▶ _What you will do_:
Pictures aside, write out the data exactly as it reads.

▶ _Available data_:
+ + + +

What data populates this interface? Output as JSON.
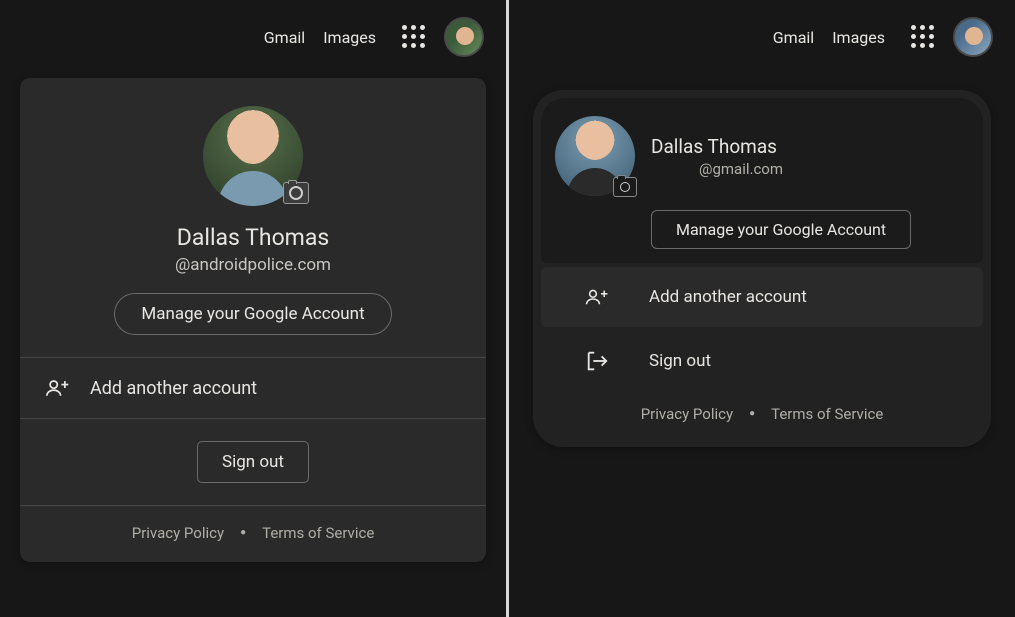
{
  "topbar": {
    "gmail": "Gmail",
    "images": "Images"
  },
  "left": {
    "name": "Dallas Thomas",
    "email": "@androidpolice.com",
    "manage": "Manage your Google Account",
    "add_account": "Add another account",
    "sign_out": "Sign out",
    "privacy": "Privacy Policy",
    "terms": "Terms of Service"
  },
  "right": {
    "name": "Dallas Thomas",
    "email": "@gmail.com",
    "manage": "Manage your Google Account",
    "add_account": "Add another account",
    "sign_out": "Sign out",
    "privacy": "Privacy Policy",
    "terms": "Terms of Service"
  }
}
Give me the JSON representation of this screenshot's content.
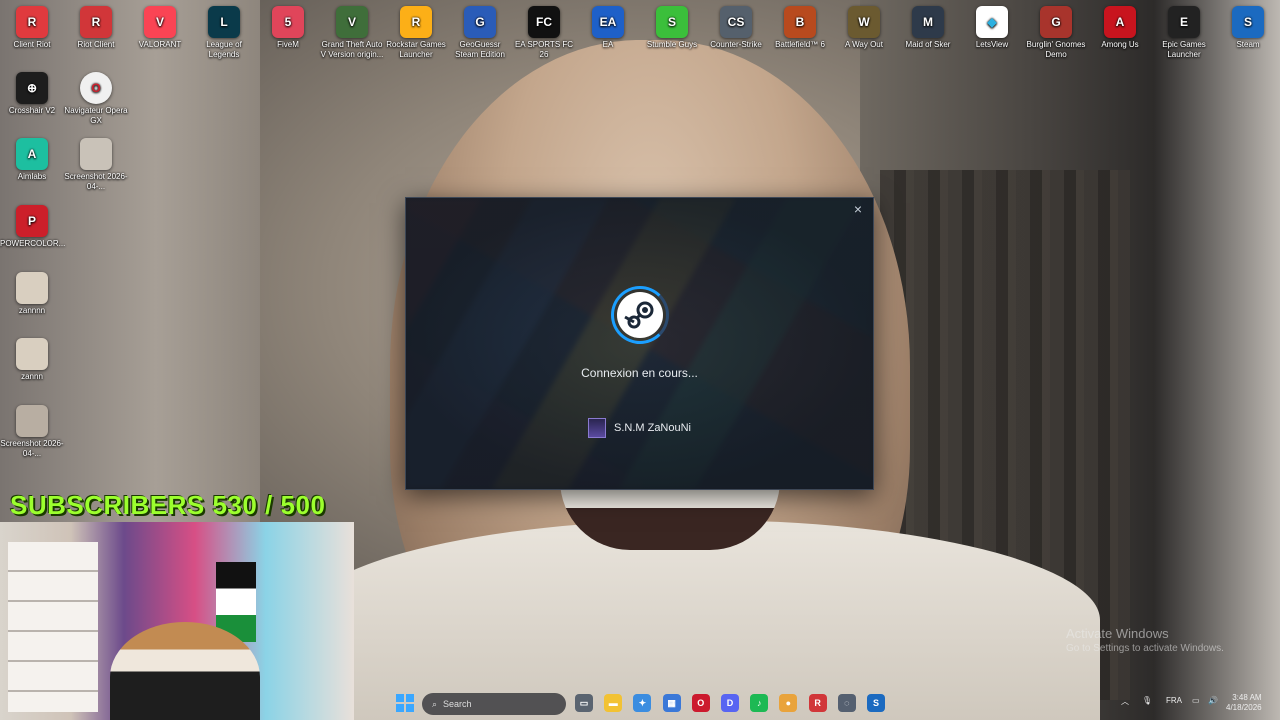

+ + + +

▶ _Result for this task_:
What data populates this interface? Output as JSON.
{
  "topbar": {
    "gmail": "Gmail",
    "images": "Images"
  },
  "left": {
    "name": "Dallas Thomas",
    "email": "@androidpolice.com",
    "manage": "Manage your Google Account",
    "add_account": "Add another account",
    "sign_out": "Sign out",
    "privacy": "Privacy Policy",
    "terms": "Terms of Service"
  },
  "right": {
    "name": "Dallas Thomas",
    "email": "@gmail.com",
    "manage": "Manage your Google Account",
    "add_account": "Add another account",
    "sign_out": "Sign out",
    "privacy": "Privacy Policy",
    "terms": "Terms of Service"
  }
}
Give me the JSON representation of this screenshot's content.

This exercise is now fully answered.